Some buyers were private equity funds with money to burn and the ability to borrow vast sums. These equity funds, willing to bet more aggressively on the Strip than public companies with quarterly earnings statements to worry about, helped bid up land values in Las Vegas.
The results were spectacular.
Columbia Sussex paid $2.8 billion to acquire Aztar Corp., a 2006 deal that valued Aztar’s 34-acre Tropicana site on the Strip at roughly $30 million per acre.
The following year, privately held real estate developers El Ad paid $1.2 billion for the New Frontier, an aging casino that was imploded to make way for a casino resort version of the company’s famed Plaza Hotel in New York. The $34 million-per-acre price tag, for land that’s now gathering tumbleweeds, surprised even the most bullish casino executives.
Months later it was evident that the market, pressured by tighter lending requirements, falling home prices and later, plummeting consumer travel spending, had peaked. Redevelopment plans tied to both deals faltered.
Last week’s transaction was the first land sale on the Strip — excluding other types of deals like company purchases and land exchanges — since November 2007, county records show.
Meanwhile, Torino and other major owners of FX Real Estate & Entertainment have run into problems managing the debt on the company’s primary asset: 18 acres south of Harmon and Las Vegas Boulevard, just south of the parcel Torino is picking up from the county.
FX has planned for several years to develop a casino resort and entertainment complex on the land, now occupied by retail tenants including the Harley-Davidson Cafe, Hawaiian Marketplace and Smith & Wollensky.
Plans for an Elvis-themed resort dried up in the recession and the company, unable to pay a $475 million mortgage that came due in January 2009, is now on the brink of a bankruptcy that is expected to involve the sale of the land to repay lenders. (The company wrote down the value of the land to $140.8 million last year — $8 million per acre.)
Land prices are always a function of what buyers are willing to pay. That’s not easy to figure out on the Strip, where land doesn’t change hands that often.
No two Strip properties are alike. Each casino earns a different amount based on its marketing, location and customer base. Acreage at the north end of the Strip — a district known for its low-rent casinos — might be worth less than land at the center of the Strip, which attracts the majority of passers-by.

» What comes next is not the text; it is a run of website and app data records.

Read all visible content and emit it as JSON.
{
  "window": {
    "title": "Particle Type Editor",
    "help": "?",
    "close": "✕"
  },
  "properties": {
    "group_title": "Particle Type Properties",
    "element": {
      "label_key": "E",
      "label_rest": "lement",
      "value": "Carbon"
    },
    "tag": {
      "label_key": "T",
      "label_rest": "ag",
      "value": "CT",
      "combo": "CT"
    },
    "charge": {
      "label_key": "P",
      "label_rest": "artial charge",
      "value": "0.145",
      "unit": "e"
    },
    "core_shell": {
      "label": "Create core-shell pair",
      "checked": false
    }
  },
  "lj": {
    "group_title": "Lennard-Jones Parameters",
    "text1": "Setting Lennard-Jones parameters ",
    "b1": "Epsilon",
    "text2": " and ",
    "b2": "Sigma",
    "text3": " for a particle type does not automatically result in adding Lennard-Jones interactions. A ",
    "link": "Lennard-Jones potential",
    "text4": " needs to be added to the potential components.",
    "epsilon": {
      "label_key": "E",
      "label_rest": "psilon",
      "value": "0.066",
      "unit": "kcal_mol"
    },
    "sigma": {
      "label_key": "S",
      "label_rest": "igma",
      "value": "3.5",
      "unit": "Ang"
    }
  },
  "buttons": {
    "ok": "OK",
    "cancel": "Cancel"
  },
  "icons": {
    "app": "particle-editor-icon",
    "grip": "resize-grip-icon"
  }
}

Land appraisers may have an even tougher challenge given a lack of buyers willing to consummate deals.
“Given the cost of development and the economic downturn you’re not likely to see hotel-casino projects developed anytime soon, and we haven’t seen a whole lot of land speculation taking place in the resort corridor or (the suburbs) because of the uncertainty that exists in the market,” said Brian Gordon, a principal with Applied Analysis in Las Vegas.
But Las Vegas — like anyplace else — has its bulls and bears, its cheerleaders and skeptics.
Torino — who was part of an investment group that bet big on the Riviera casino’s parent company in the hopes of potentially redeveloping the aging property — appears to be a true believer.
Sun reporter Joe Schoenmann contributed to this story.